We now come to the question of compensation sought. The Applicant said he was not given a written warning during his term of service with the Respondent. He was not charged for any misconduct or accusation by the Respondent. The Respondent did not hold a disciplinary inquiry before terminating the services of the Applicant. No grounds were given for terminating the Applicant's services. Evidence has been led as to the personal circumstances of the Applicant and the circumstances leading
to the termination of the Applicant's services by the Respondent. We have also looked at the actual loss suffered by the Applicant. We are aware that the Applicant has since secured alternative employment. We are also mindful of the Applicant's age.
We are satisfied that the Applicant was in the continuous employment of the Respondent when his services were terminated. We are satisfied that the Respondent did not give the Applicant any reason for terminating his employment. We are satisfied that no disciplinary hearing was conducted by the Respondent prior to terminating the Applicant's services. We are further satisfied that the Applicant was not charged for any act of misconduct by his employer prior to terminating his services.
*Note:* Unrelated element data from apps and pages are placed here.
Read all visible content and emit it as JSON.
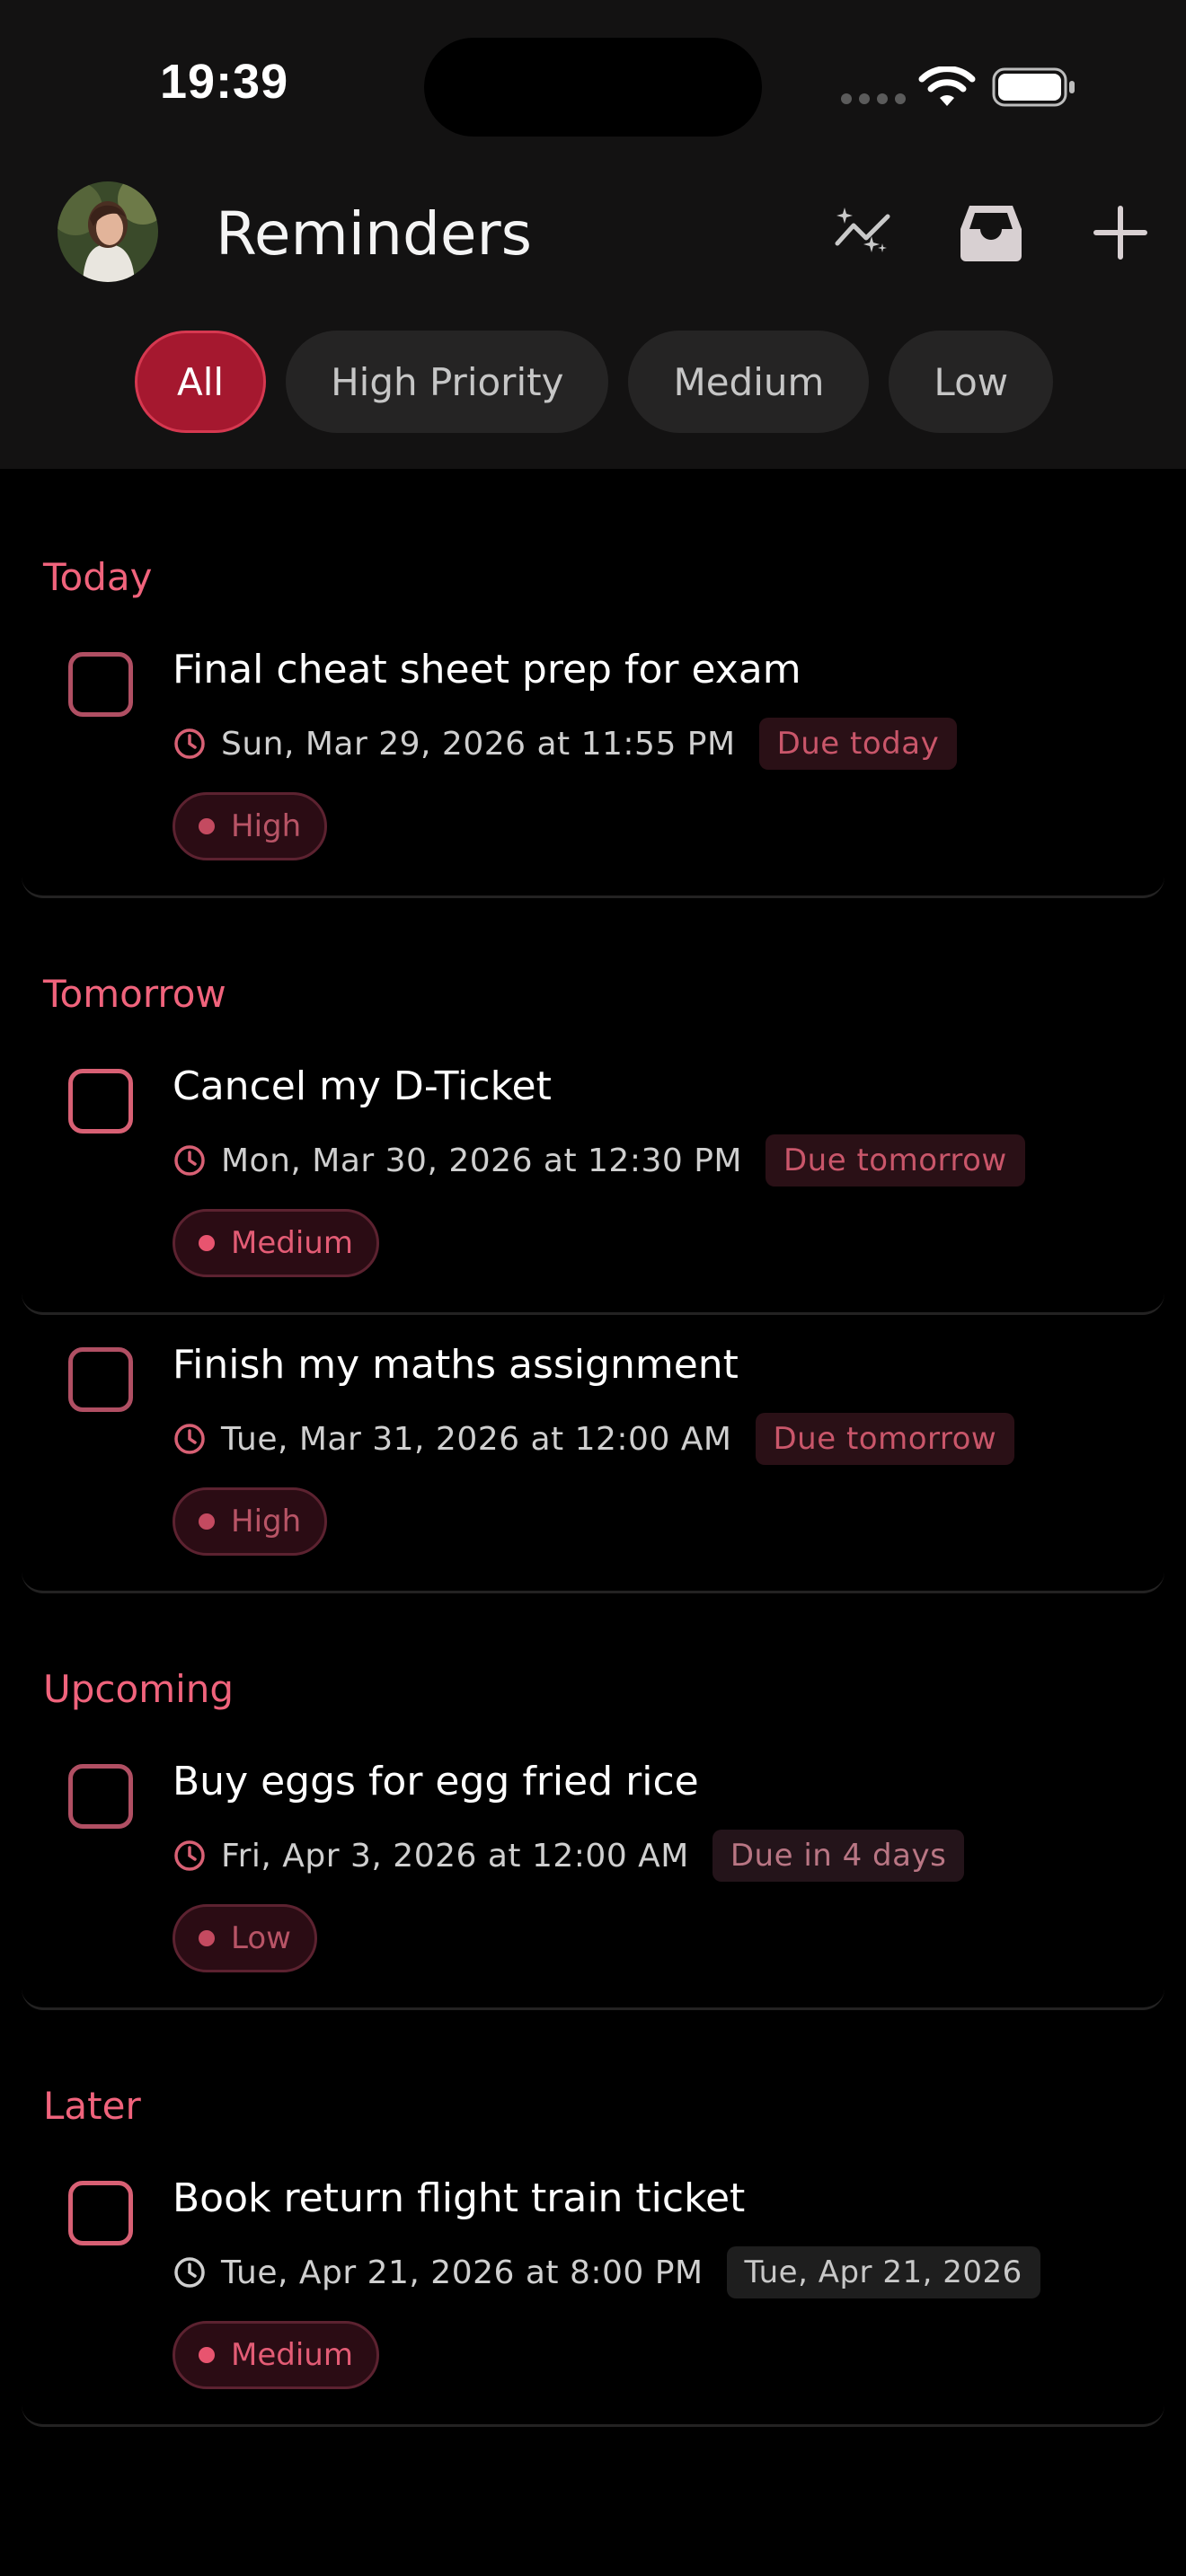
{
  "status_bar": {
    "time": "19:39"
  },
  "header": {
    "title": "Reminders",
    "actions": [
      {
        "icon": "sparkles-icon"
      },
      {
        "icon": "inbox-icon"
      },
      {
        "icon": "plus-icon"
      }
    ]
  },
  "filters": [
    {
      "label": "All",
      "active": true
    },
    {
      "label": "High Priority",
      "active": false
    },
    {
      "label": "Medium",
      "active": false
    },
    {
      "label": "Low",
      "active": false
    }
  ],
  "sections": [
    {
      "title": "Today",
      "items": [
        {
          "title": "Final cheat sheet prep for exam",
          "datetime": "Sun, Mar 29, 2026 at 11:55 PM",
          "due": "Due today",
          "priority": "High"
        }
      ]
    },
    {
      "title": "Tomorrow",
      "items": [
        {
          "title": "Cancel my D-Ticket",
          "datetime": "Mon, Mar 30, 2026 at 12:30 PM",
          "due": "Due tomorrow",
          "priority": "Medium"
        },
        {
          "title": "Finish my maths assignment",
          "datetime": "Tue, Mar 31, 2026 at 12:00 AM",
          "due": "Due tomorrow",
          "priority": "High"
        }
      ]
    },
    {
      "title": "Upcoming",
      "items": [
        {
          "title": "Buy eggs for egg fried rice",
          "datetime": "Fri, Apr 3, 2026 at 12:00 AM",
          "due": "Due in 4 days",
          "priority": "Low"
        }
      ]
    },
    {
      "title": "Later",
      "items": [
        {
          "title": "Book return flight train ticket",
          "datetime": "Tue, Apr 21, 2026 at 8:00 PM",
          "due": "Tue, Apr 21, 2026",
          "priority": "Medium"
        }
      ]
    }
  ],
  "colors": {
    "accent": "#a5182f",
    "section_header": "#f0637c",
    "checkbox": "#d86074"
  }
}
The Applicant's case is that his dismissal was wrongful and unfair. The Respondent has not led evidence to show that such dismissal was indeed reasonable or fair. The person that decided to dismiss the Applicant was not called. We do not know what prompted the Respondent to terminate the services of the Applicant nor do we know what evidence the Respondent had before terminating the Applicant's services. We do not know what conclusion the Respondent placed on such evidence. Taking the case in its entirety the Respondent has failed to show that it took into account all the circumstances of the case and decided that it was reasonable to terminate the services of the Applicant. In the circumstances it is our decision that the dismissal of the Applicant by the Respondent was both wrongful and unfair.
We have already tabulated the circumstances leading to the termination of the Applicant's services. It is ordered that the Respondent do pay the Applicant 3 months salary in the sum of E1812.00 by way of compensation.
The members have concurred.
MARTIN SAMSON BANDA PRESIDENT
- INDUSTRIAL COURT